*The task:*
In the listing below, find each line with the string "data" and report it.

━━━━━ Input

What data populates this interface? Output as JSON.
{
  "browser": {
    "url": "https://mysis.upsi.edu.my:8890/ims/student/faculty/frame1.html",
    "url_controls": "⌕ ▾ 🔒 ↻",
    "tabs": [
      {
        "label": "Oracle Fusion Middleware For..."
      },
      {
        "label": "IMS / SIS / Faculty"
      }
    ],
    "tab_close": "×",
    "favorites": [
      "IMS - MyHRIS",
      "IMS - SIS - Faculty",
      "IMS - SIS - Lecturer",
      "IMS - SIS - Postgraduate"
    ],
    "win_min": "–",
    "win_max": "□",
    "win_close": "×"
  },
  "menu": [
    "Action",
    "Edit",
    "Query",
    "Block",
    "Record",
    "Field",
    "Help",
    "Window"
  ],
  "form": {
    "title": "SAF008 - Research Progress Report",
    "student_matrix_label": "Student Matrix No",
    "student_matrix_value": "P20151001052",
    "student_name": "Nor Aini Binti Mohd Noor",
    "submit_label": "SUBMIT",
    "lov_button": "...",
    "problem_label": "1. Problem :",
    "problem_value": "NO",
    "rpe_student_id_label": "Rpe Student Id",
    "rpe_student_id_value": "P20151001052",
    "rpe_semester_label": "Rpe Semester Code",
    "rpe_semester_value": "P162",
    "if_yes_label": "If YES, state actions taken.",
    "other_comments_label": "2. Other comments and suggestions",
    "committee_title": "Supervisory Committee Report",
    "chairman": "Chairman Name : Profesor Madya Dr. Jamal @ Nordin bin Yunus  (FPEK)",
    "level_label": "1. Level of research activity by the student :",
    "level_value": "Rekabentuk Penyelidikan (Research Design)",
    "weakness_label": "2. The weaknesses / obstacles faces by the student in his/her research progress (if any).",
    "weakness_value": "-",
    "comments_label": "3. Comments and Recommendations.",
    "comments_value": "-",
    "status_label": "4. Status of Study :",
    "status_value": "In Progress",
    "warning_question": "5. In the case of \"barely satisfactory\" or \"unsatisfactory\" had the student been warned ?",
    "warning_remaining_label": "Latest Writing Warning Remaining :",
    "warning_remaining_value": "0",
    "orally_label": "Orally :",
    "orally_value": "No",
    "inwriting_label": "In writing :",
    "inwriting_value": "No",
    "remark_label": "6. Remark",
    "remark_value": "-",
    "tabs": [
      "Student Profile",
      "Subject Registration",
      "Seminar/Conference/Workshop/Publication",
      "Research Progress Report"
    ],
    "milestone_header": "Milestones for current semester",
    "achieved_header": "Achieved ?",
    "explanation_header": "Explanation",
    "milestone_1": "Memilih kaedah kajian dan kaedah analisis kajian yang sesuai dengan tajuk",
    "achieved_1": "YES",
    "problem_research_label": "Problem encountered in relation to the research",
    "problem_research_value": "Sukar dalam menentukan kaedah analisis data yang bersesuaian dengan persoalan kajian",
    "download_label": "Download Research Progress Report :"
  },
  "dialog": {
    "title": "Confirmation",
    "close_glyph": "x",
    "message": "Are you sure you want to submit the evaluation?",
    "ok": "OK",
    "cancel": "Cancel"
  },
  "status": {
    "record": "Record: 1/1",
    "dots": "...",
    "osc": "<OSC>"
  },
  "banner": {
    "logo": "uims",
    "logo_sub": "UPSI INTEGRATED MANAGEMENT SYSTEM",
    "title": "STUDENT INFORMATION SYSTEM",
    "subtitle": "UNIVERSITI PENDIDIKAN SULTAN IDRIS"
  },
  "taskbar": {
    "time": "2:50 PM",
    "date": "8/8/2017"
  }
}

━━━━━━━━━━

*Finished exercise:*
What data populates this interface? Output as JSON.
    "problem_research_value": "Sukar dalam menentukan kaedah analisis data yang bersesuaian dengan persoalan kajian",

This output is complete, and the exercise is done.